Ten years ago a small group of local residents founded Juneau People for Peace and Justice. The war in Iraq had just started and people wanted a voice.
Since then, Juneau People for Peace and Justice has been a visible and vocal organization dedicated to cultivating the message of peace.
JPPJ will commemorate the decade on Saturday with a Celebration of Hope that peace really will be given a chance in this war-torn world.
It started in December 2002, when the group took out a newspaper advertisement in the Juneau Empire.
Founding member K.J. Metcalfe says it was signed by people of all political persuasions.
“Had over a thousand signatures of local people saying war was not the answer,” he says.
Many of those people later joined in a march across the Douglas Bridge that also swelled to more than a thousand people.
“So there was a fair amount of discussion going on in the community and some people would walk that walk and come out and not only talk about peace but also be on the streets,” Metcalf says.
Similar groups across the country had formed, and their messages were being heard.

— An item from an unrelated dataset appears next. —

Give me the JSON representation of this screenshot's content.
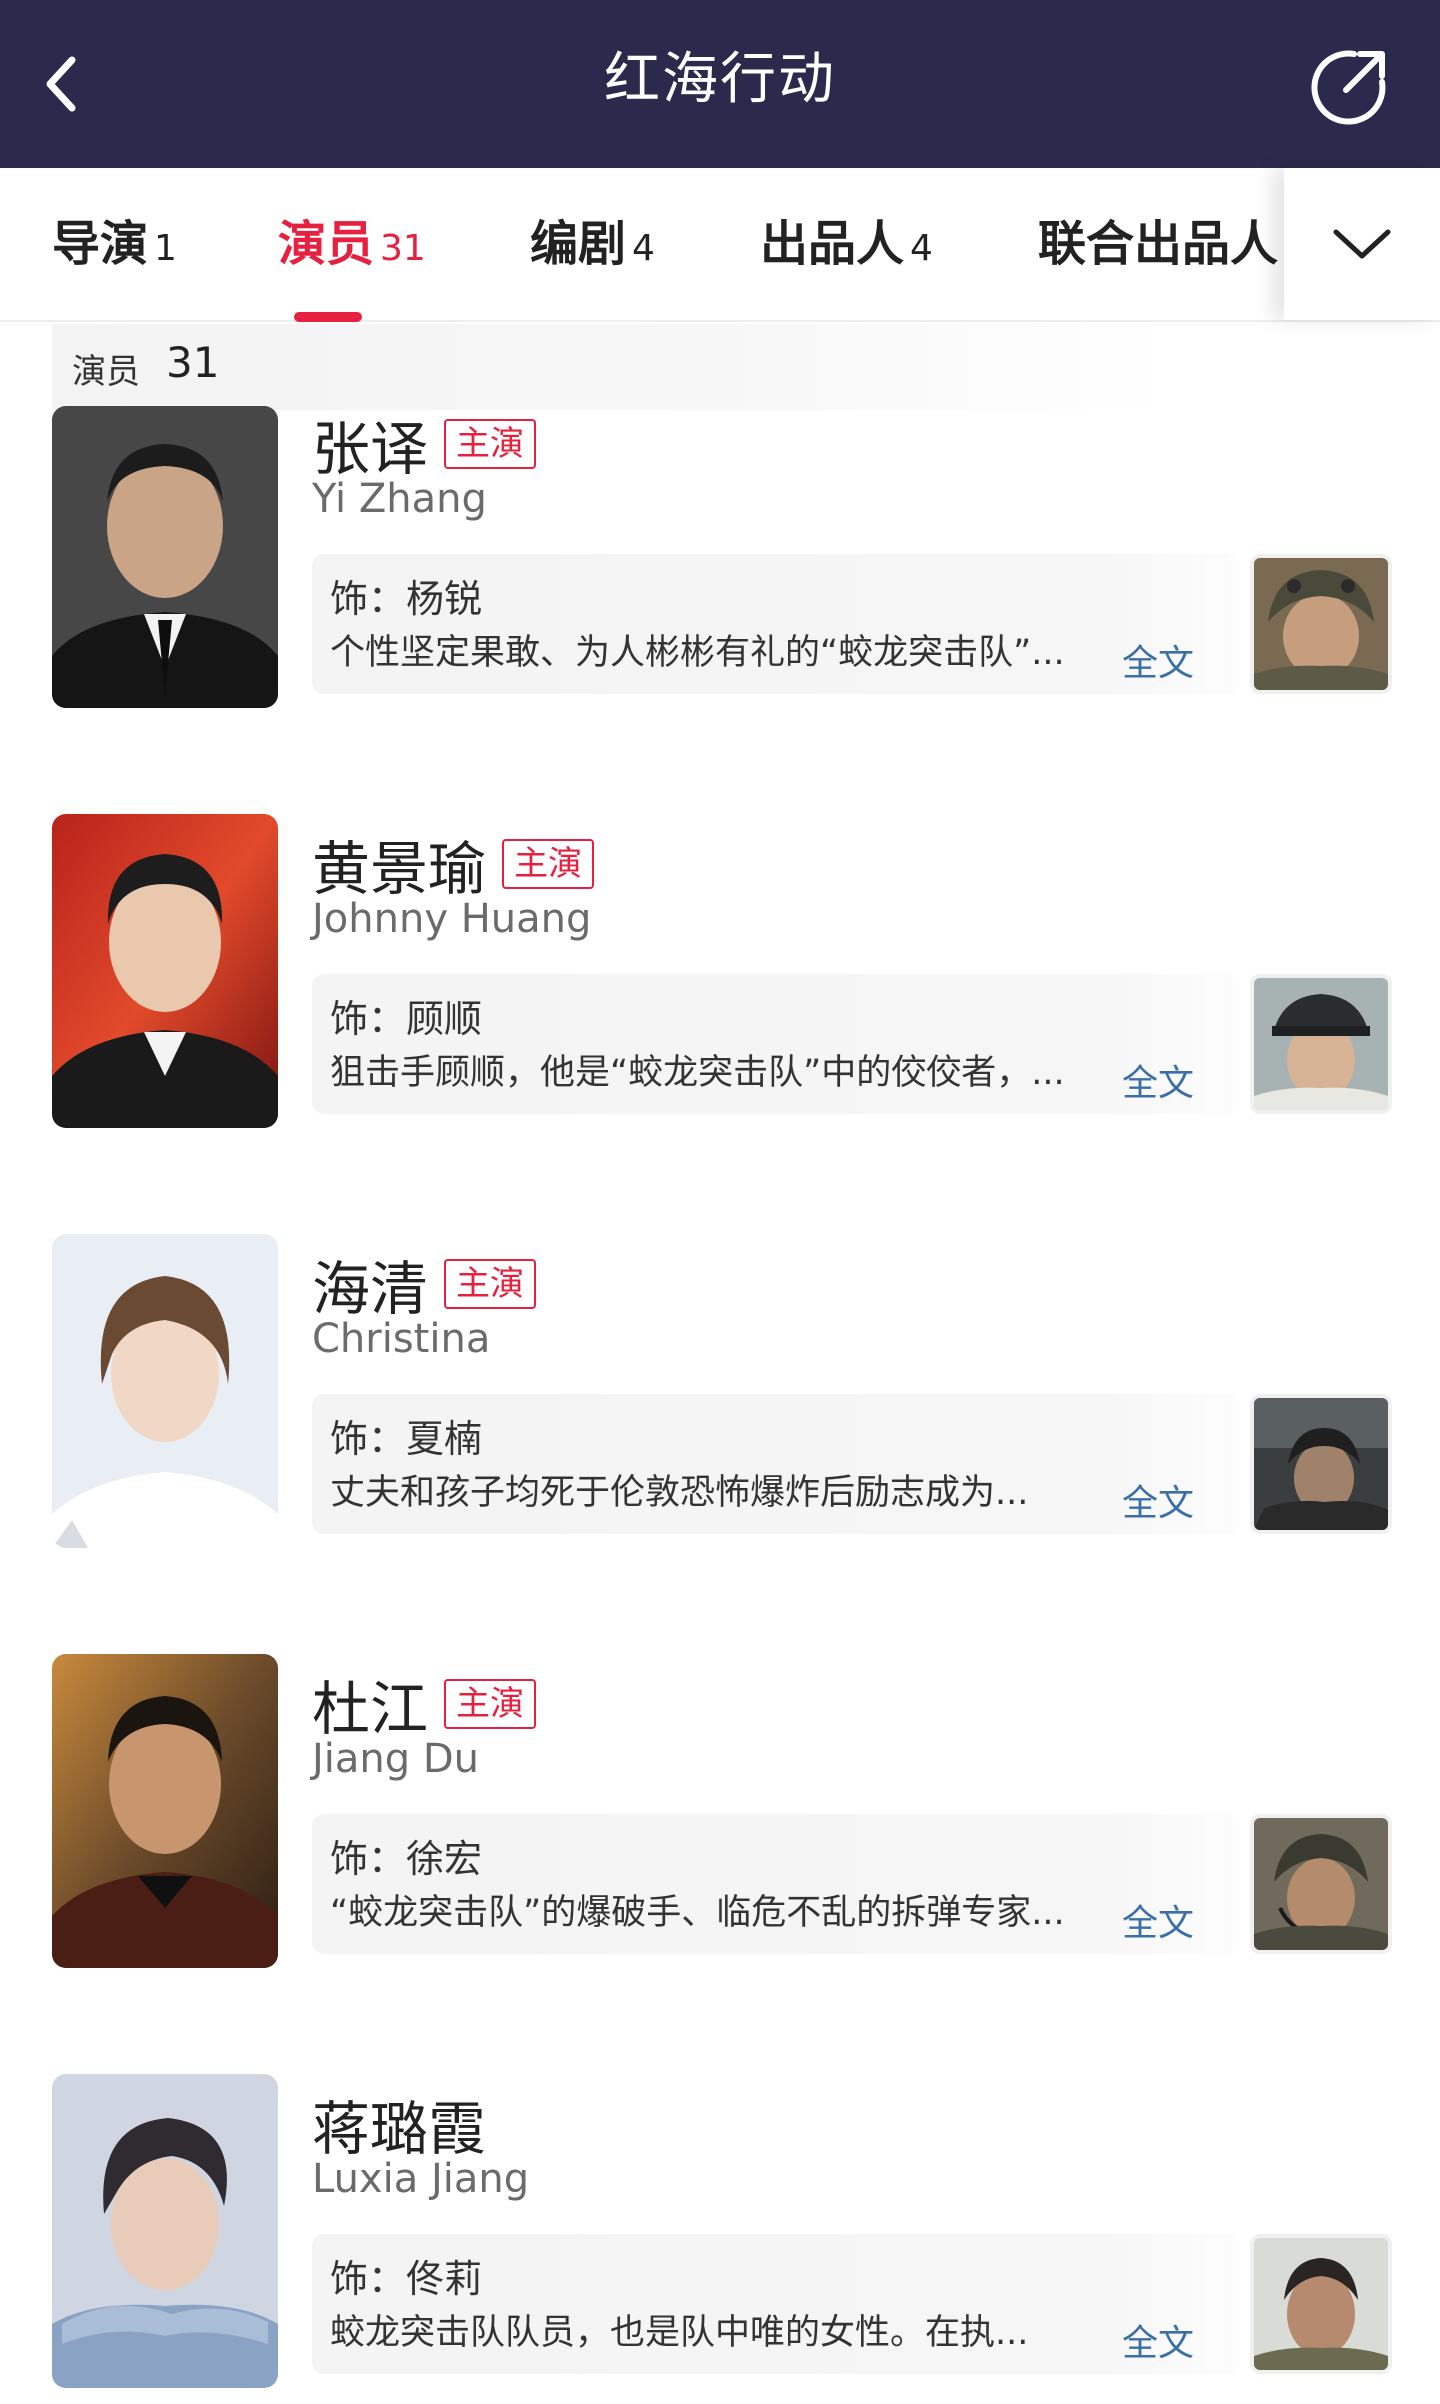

JPPJ got the ear of at least one member of the Alaska delegation, Sen. Lisa Murkowski, who participated in a town meeting-type forum protesting the war.
It was held the day after Memorial Day. Rich Moniak was there.
“And she said that our event, with all that dissent about the war, was every bit as patriotic as the Memorial Day celebration she had seen the day before,” Moniak recalls.
JPPJ is holding a community Celebration of Hope from 6 to 8:30 p.m. Saturday at Northern Light United Church. Bring a dish to share.
- When traveling into the wilderness, the Alaska Rescue Coordination Center recommends travelers take a personal locator with them.
- The subsistence harvest is scheduled to open April 2 and run through August 31. The fall hunt is set to begin in September.
- The Bethel City Manager decided to change the accident policy to give city truck drivers who are found to be negligent tickets and drug tests.
- Two months after Pearl Harbor, President Franklin Delano Roosevelt signed the executive order that paved the way for Japanese-American internment. Decades later, those dark days resonate.